The final production PW-9D (the 16th) was retained by
Boeing for the experimental installation of a 600hp
water-cooled Curtiss Conqueror V-1570 engine and, as
the XP-7 (Model 93), was eventually delivered to the
USAAC on 4 September 1928. Distinguished from the
PW-9D by a shorter, deeper nose with a larger radiator,
the XP-7 enjoyed some success during trials, proving
the suitability of the Conqueror for fighter installation,
but proposals to build four service evaluation P-7s were
As the XP-7, the last production PW-9 was used
to test the Conqueror engine for fighter use.
abandoned when it was concluded that the basic PW-9

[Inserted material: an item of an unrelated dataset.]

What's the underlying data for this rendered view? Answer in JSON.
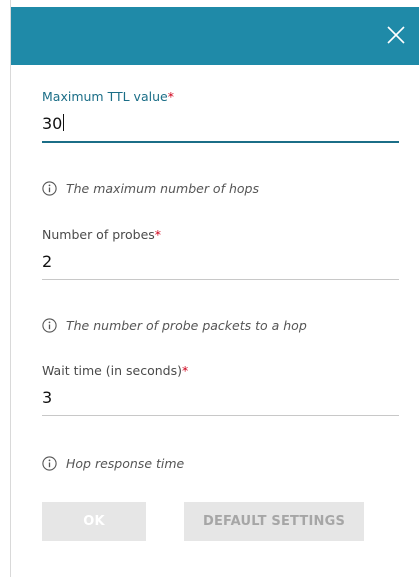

airframe had reached the limit of its development. The
XP-7, the last Boeing fighter biplane to employ a liquid-cooled
engine, was reconverted to PW-9D standards.
| Take-off weight||1479 kg||3261 lb|

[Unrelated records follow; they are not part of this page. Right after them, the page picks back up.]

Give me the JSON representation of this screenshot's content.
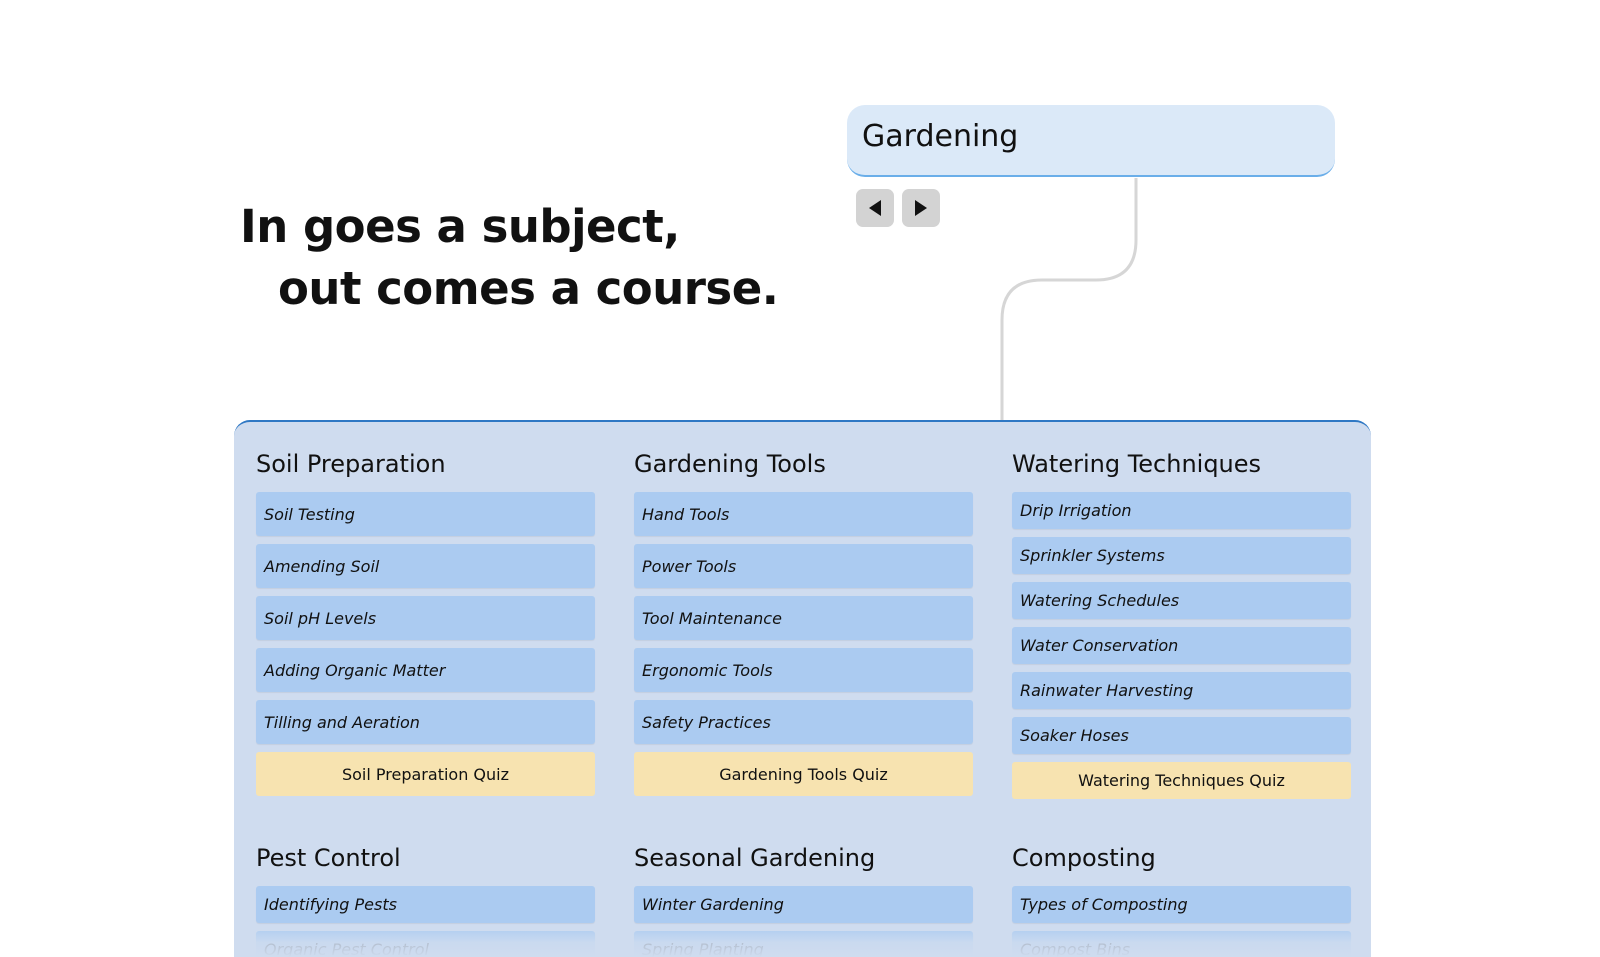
{
  "tagline": {
    "line1": "In goes a subject,",
    "line2": "out comes a course."
  },
  "subject_input": {
    "value": "Gardening"
  },
  "nav": {
    "prev_icon": "triangle-left-icon",
    "next_icon": "triangle-right-icon"
  },
  "colors": {
    "panel": "#cfdcef",
    "lesson": "#abcbf1",
    "quiz": "#f7e3b0",
    "subject_box": "#dbe9f8",
    "accent": "#2f78c4"
  },
  "modules": [
    {
      "title": "Soil Preparation",
      "lessons": [
        "Soil Testing",
        "Amending Soil",
        "Soil pH Levels",
        "Adding Organic Matter",
        "Tilling and Aeration"
      ],
      "quiz": "Soil Preparation Quiz"
    },
    {
      "title": "Gardening Tools",
      "lessons": [
        "Hand Tools",
        "Power Tools",
        "Tool Maintenance",
        "Ergonomic Tools",
        "Safety Practices"
      ],
      "quiz": "Gardening Tools Quiz"
    },
    {
      "title": "Watering Techniques",
      "lessons": [
        "Drip Irrigation",
        "Sprinkler Systems",
        "Watering Schedules",
        "Water Conservation",
        "Rainwater Harvesting",
        "Soaker Hoses"
      ],
      "quiz": "Watering Techniques Quiz"
    },
    {
      "title": "Pest Control",
      "lessons": [
        "Identifying Pests",
        "Organic Pest Control"
      ]
    },
    {
      "title": "Seasonal Gardening",
      "lessons": [
        "Winter Gardening",
        "Spring Planting"
      ]
    },
    {
      "title": "Composting",
      "lessons": [
        "Types of Composting",
        "Compost Bins"
      ]
    }
  ]
}
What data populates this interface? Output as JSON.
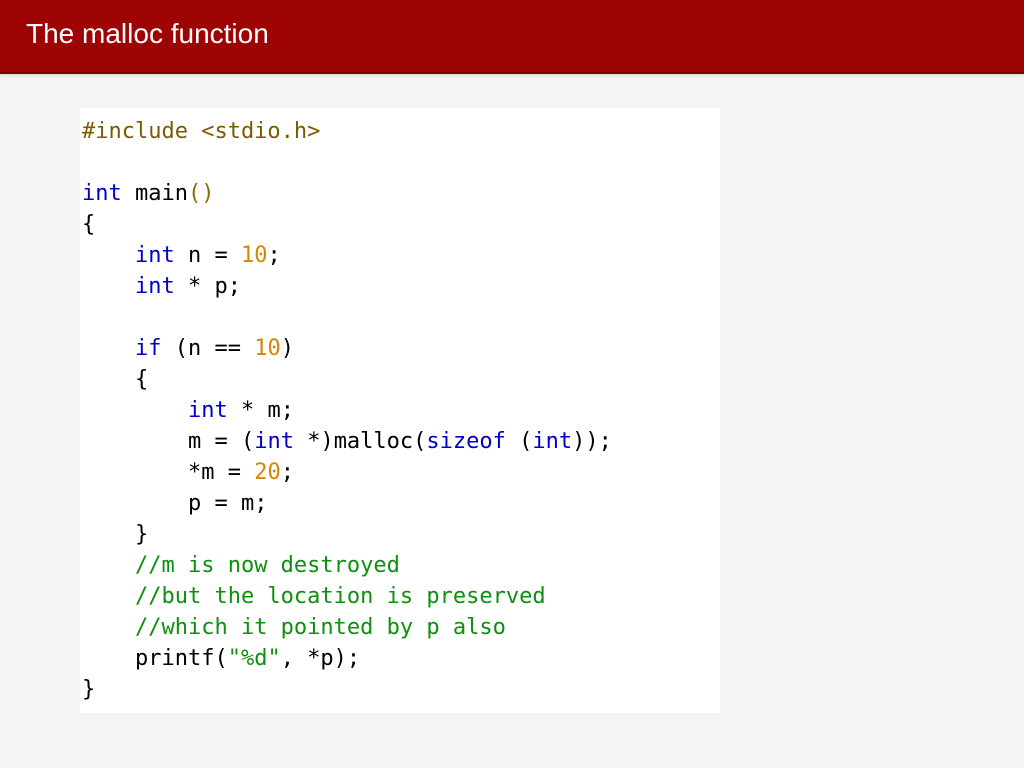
{
  "header": {
    "title": "The malloc function"
  },
  "code": {
    "l1_include": "#include <stdio.h>",
    "l3_int": "int",
    "l3_main": " main",
    "l3_paren": "()",
    "l4_brace": "{",
    "l5_int": "int",
    "l5_rest": " n = ",
    "l5_num": "10",
    "l5_semi": ";",
    "l6_int": "int",
    "l6_rest": " * p;",
    "l8_if": "if",
    "l8_open": " (n == ",
    "l8_num": "10",
    "l8_close": ")",
    "l9_brace": "{",
    "l10_int": "int",
    "l10_rest": " * m;",
    "l11_a": "m = (",
    "l11_int": "int",
    "l11_b": " *)malloc(",
    "l11_sizeof": "sizeof",
    "l11_c": " (",
    "l11_int2": "int",
    "l11_d": "));",
    "l12_a": "*m = ",
    "l12_num": "20",
    "l12_b": ";",
    "l13": "p = m;",
    "l14_brace": "}",
    "l15_comment": "//m is now destroyed",
    "l16_comment": "//but the location is preserved",
    "l17_comment": "//which it pointed by p also",
    "l18_a": "printf(",
    "l18_str": "\"%d\"",
    "l18_b": ", *p);",
    "l19_brace": "}"
  }
}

| Empty weight||1053 kg||2321 lb|
| Wingspan||9.75 m||32 ft 0 in|
| Length||7.31 m||24 ft 0 in|
| Height||2.74 m||9 ft 0 in|
| Wing area||22.39 m2||241.00 sq ft|
| Max. speed||269 km/h||167 mph|
biplane to employ a liquid-cooled engine, was reconverted to PW-9D standards.
Boeing XP-7 / Model 93
Do you have any comments about this aircraft ?